Walmart’s low-wage workers are likely to be among those affected. Near-poverty wages and part-time schedules have forced the company’s own employees to rely on $6.2 billion worth of food stamps and other taxpayer-funded benefits per year, Americans for Tax Fairness estimates.
For a company that hauled in $16 billion in profits last year, this is shameful.
Walmart’s workers are speaking out more than ever before. In the past two years, about 1,000 Walmart stores have faced strikes or rallies for better pay and working conditions. In January 2014, the National Labor Relations Board charged the corporation with illegally disciplining and firing workers who participated in these actions.
Barbara Collins, a single mother from Placerville, Calif., wrote in Salon about her decision to join strike actions after struggling for years to make ends meet while earning $12.05 an hour as a Walmart stocker. For years, she was never guaranteed a 40-hour workweek. During some weeks she worked as few as eight hours. Following a confrontation with a Walmart board member about the company’s poor pay and working conditions, she got fired.
Despite the intimidation, Walmart workers and their allies are organizing a new round of strikes that began before the corporation’s June 6 annual shareholder meeting
Taxpayers should support these workers by demanding an end to subsidies for Walmart’s inexcusable pay practices — at both the bottom and the top.

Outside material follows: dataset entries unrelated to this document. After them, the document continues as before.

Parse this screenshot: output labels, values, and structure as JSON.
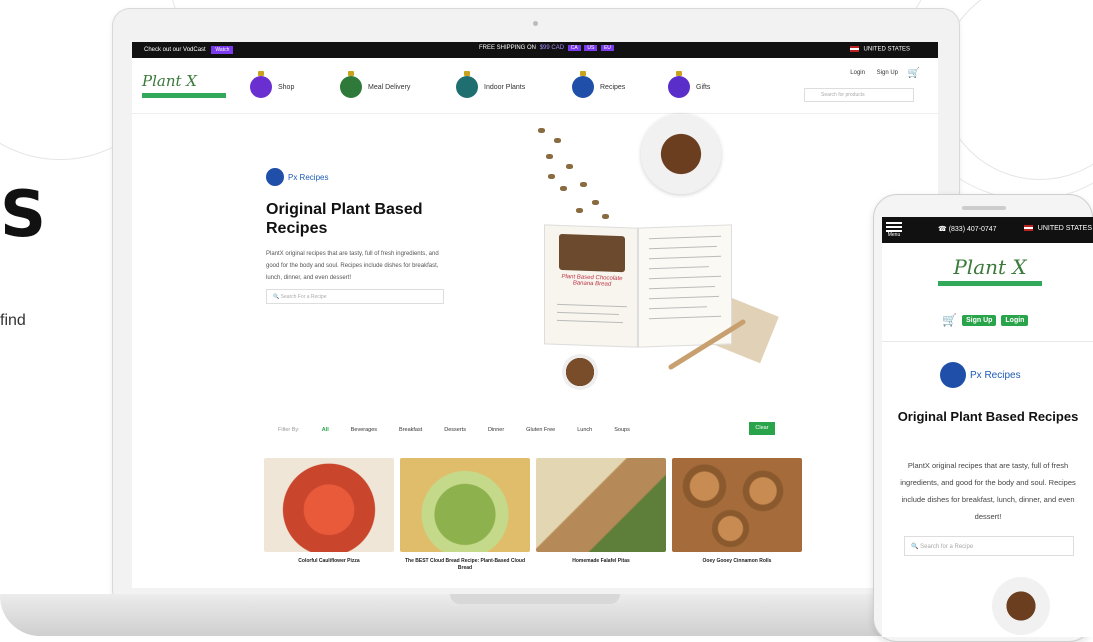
{
  "left_text": {
    "big": "S",
    "small": "find"
  },
  "topbar": {
    "promo_text": "Check out our VodCast",
    "promo_button": "Watch",
    "shipping_text": "FREE SHIPPING ON",
    "shipping_link": "$99 CAD",
    "selector": [
      "CA",
      "US",
      "EU"
    ],
    "country": "UNITED STATES"
  },
  "header": {
    "logo": "Plant X",
    "nav": [
      {
        "label": "Shop",
        "color": "#6a2fd1"
      },
      {
        "label": "Meal Delivery",
        "color": "#2f7a3a"
      },
      {
        "label": "Indoor Plants",
        "color": "#1f6f70"
      },
      {
        "label": "Recipes",
        "color": "#1f4fa8"
      },
      {
        "label": "Gifts",
        "color": "#5a2fc9"
      }
    ],
    "login": "Login",
    "signup": "Sign Up",
    "search_placeholder": "Search for products"
  },
  "hero": {
    "badge": "Px Recipes",
    "title": "Original Plant Based Recipes",
    "description": "PlantX original recipes that are tasty, full of fresh ingredients, and good for the body and soul. Recipes include dishes for breakfast, lunch, dinner, and even dessert!",
    "search_placeholder": "Search For a Recipe",
    "book_title": "Plant Based Chocolate Banana Bread"
  },
  "filter": {
    "label": "Filter By:",
    "items": [
      "All",
      "Beverages",
      "Breakfast",
      "Desserts",
      "Dinner",
      "Gluten Free",
      "Lunch",
      "Soups"
    ],
    "active": "All",
    "clear": "Clear"
  },
  "cards": [
    {
      "title": "Colorful Cauliflower Pizza",
      "color": "#c9452c"
    },
    {
      "title": "The BEST Cloud Bread Recipe: Plant-Based Cloud Bread",
      "color": "#8db24d"
    },
    {
      "title": "Homemade Falafel Pitas",
      "color": "#d8c79c"
    },
    {
      "title": "Ooey Gooey Cinnamon Rolls",
      "color": "#a56b3b"
    }
  ],
  "phone": {
    "menu": "Menu",
    "phone_number": "(833) 407-0747",
    "country": "UNITED STATES",
    "logo": "Plant X",
    "signup": "Sign Up",
    "login": "Login",
    "badge": "Px Recipes",
    "title": "Original Plant Based Recipes",
    "description": "PlantX original recipes that are tasty, full of fresh ingredients, and good for the body and soul. Recipes include dishes for breakfast, lunch, dinner, and even dessert!",
    "search_placeholder": "Search for a Recipe"
  }
}
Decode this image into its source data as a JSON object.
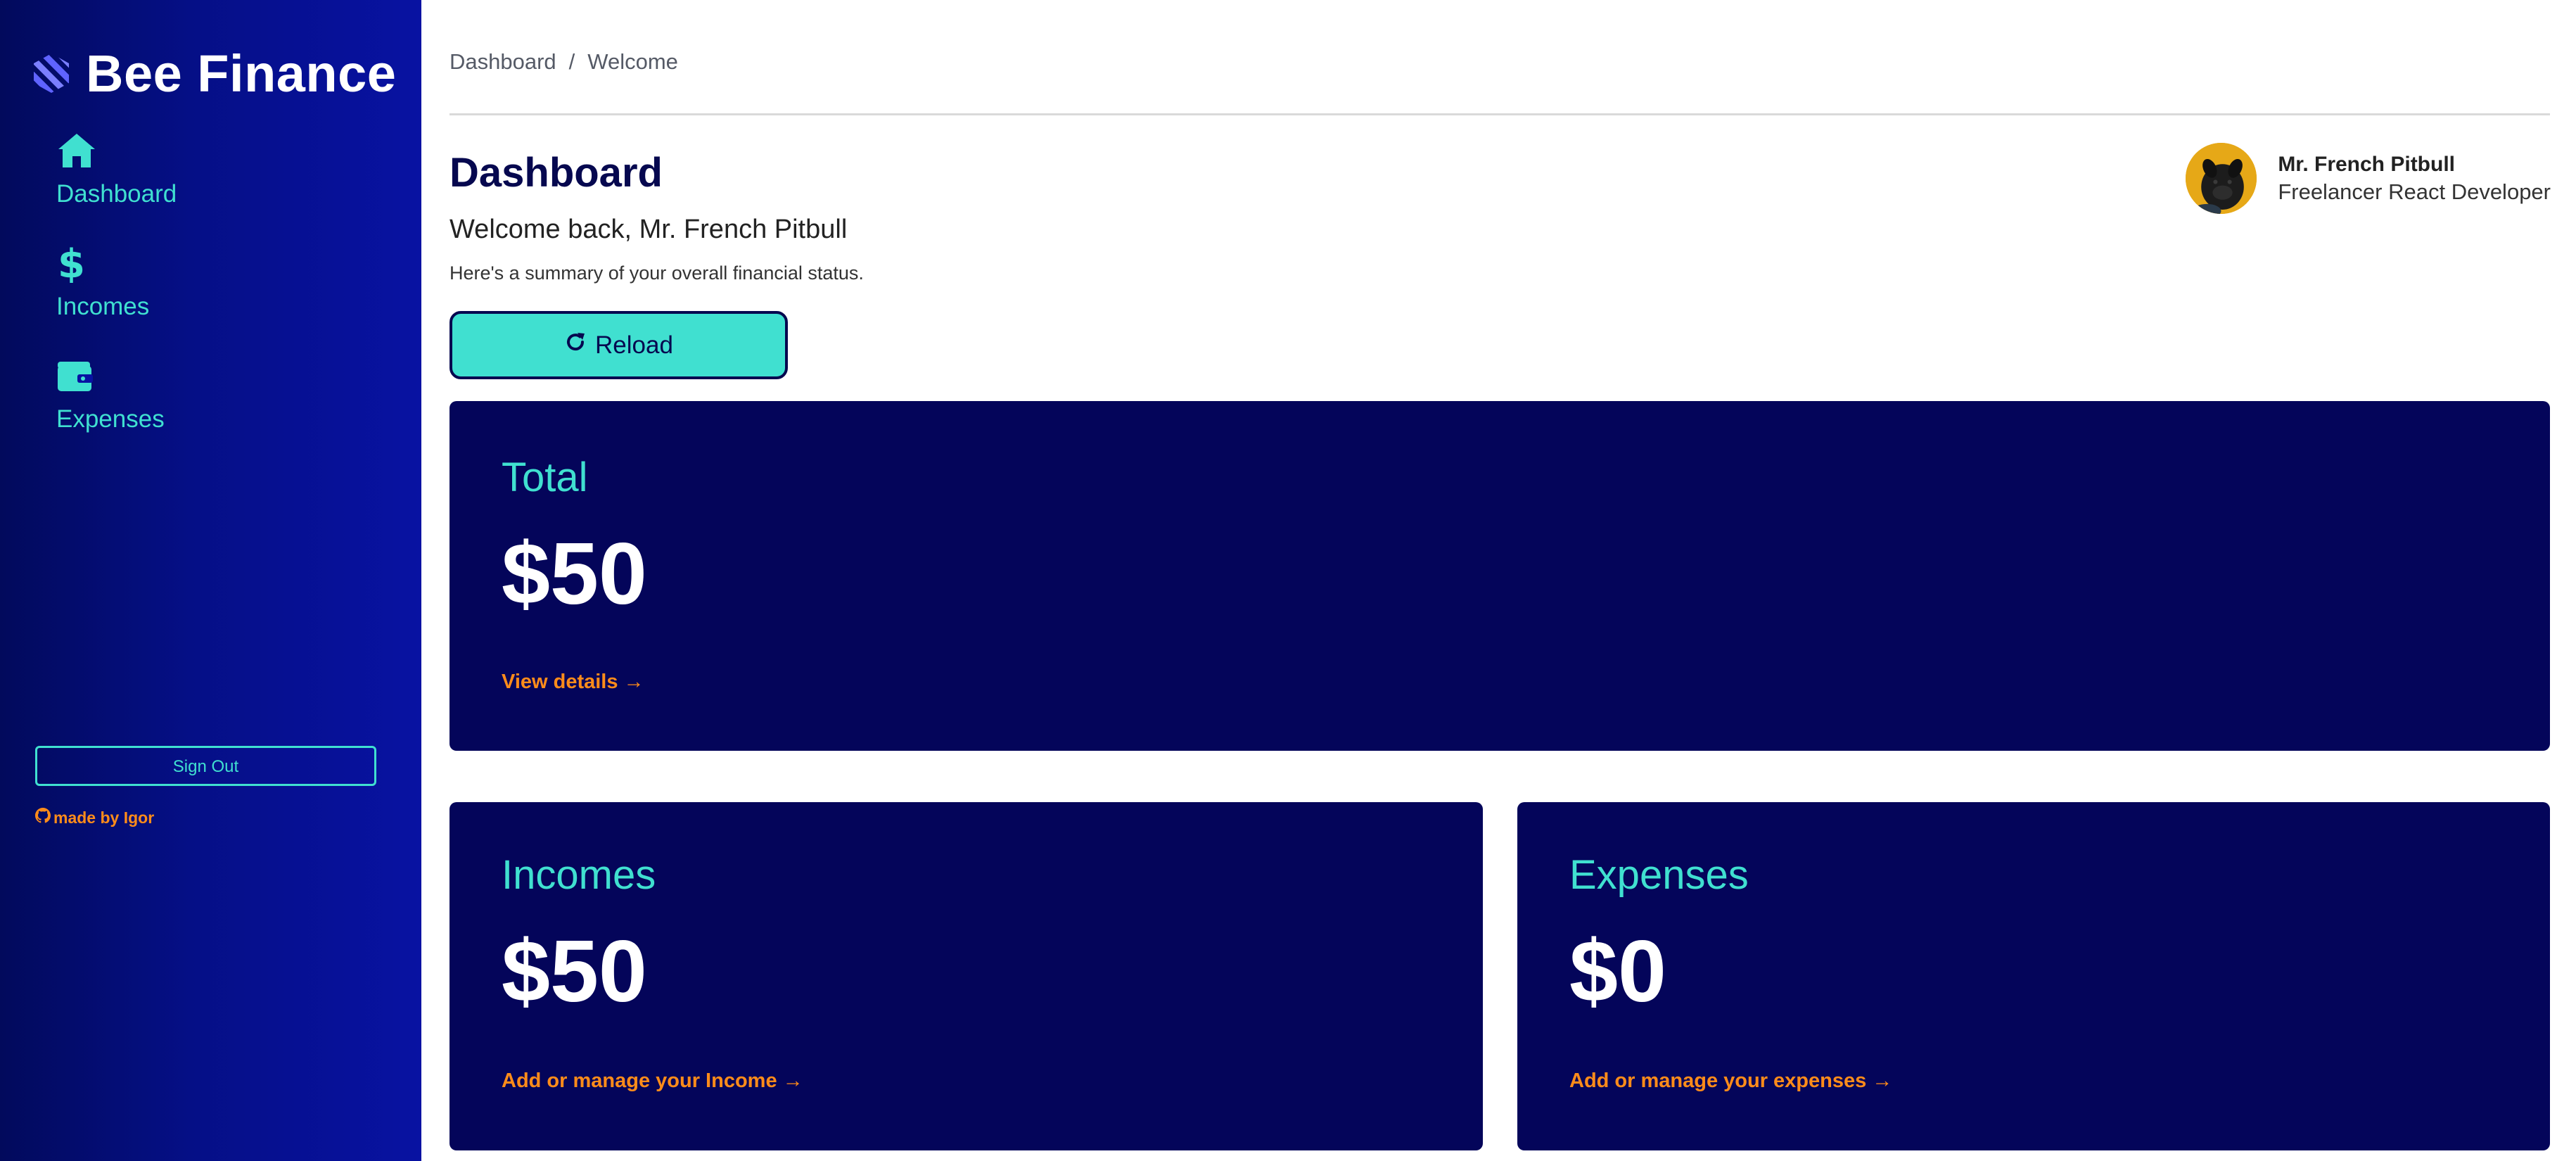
{
  "app": {
    "name": "Bee Finance",
    "logo_icon": "bee-stripes-logo"
  },
  "sidebar": {
    "items": [
      {
        "label": "Dashboard",
        "icon": "home-icon"
      },
      {
        "label": "Incomes",
        "icon": "dollar-icon"
      },
      {
        "label": "Expenses",
        "icon": "wallet-icon"
      }
    ],
    "sign_out_label": "Sign Out",
    "made_by_label": "made by Igor",
    "made_by_icon": "github-icon"
  },
  "breadcrumb": {
    "items": [
      "Dashboard",
      "Welcome"
    ],
    "separator": "/"
  },
  "header": {
    "title": "Dashboard",
    "welcome": "Welcome back, Mr. French Pitbull",
    "summary": "Here's a summary of your overall financial status.",
    "reload_label": "Reload",
    "reload_icon": "refresh-icon"
  },
  "profile": {
    "name": "Mr. French Pitbull",
    "role": "Freelancer React Developer",
    "avatar_bg": "#e6a817"
  },
  "cards": {
    "total": {
      "title": "Total",
      "value": "$50",
      "link": "View details",
      "link_arrow": "→"
    },
    "incomes": {
      "title": "Incomes",
      "value": "$50",
      "link": "Add or manage your Income",
      "link_arrow": "→"
    },
    "expenses": {
      "title": "Expenses",
      "value": "$0",
      "link": "Add or manage your expenses",
      "link_arrow": "→"
    }
  },
  "colors": {
    "accent": "#40e0d0",
    "card_bg": "#04055a",
    "link": "#ff8c1a",
    "title": "#06084f",
    "sidebar_dark": "#020a5c",
    "sidebar_light": "#0812a2"
  }
}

Sarah Anderson directs the Global Economy Project at the Institute for Policy Studies, and Frank Clemente is the executive director of Americans for Tax Fairness. They wrote Taxpayers Subsidize Walmart Execs, a new report.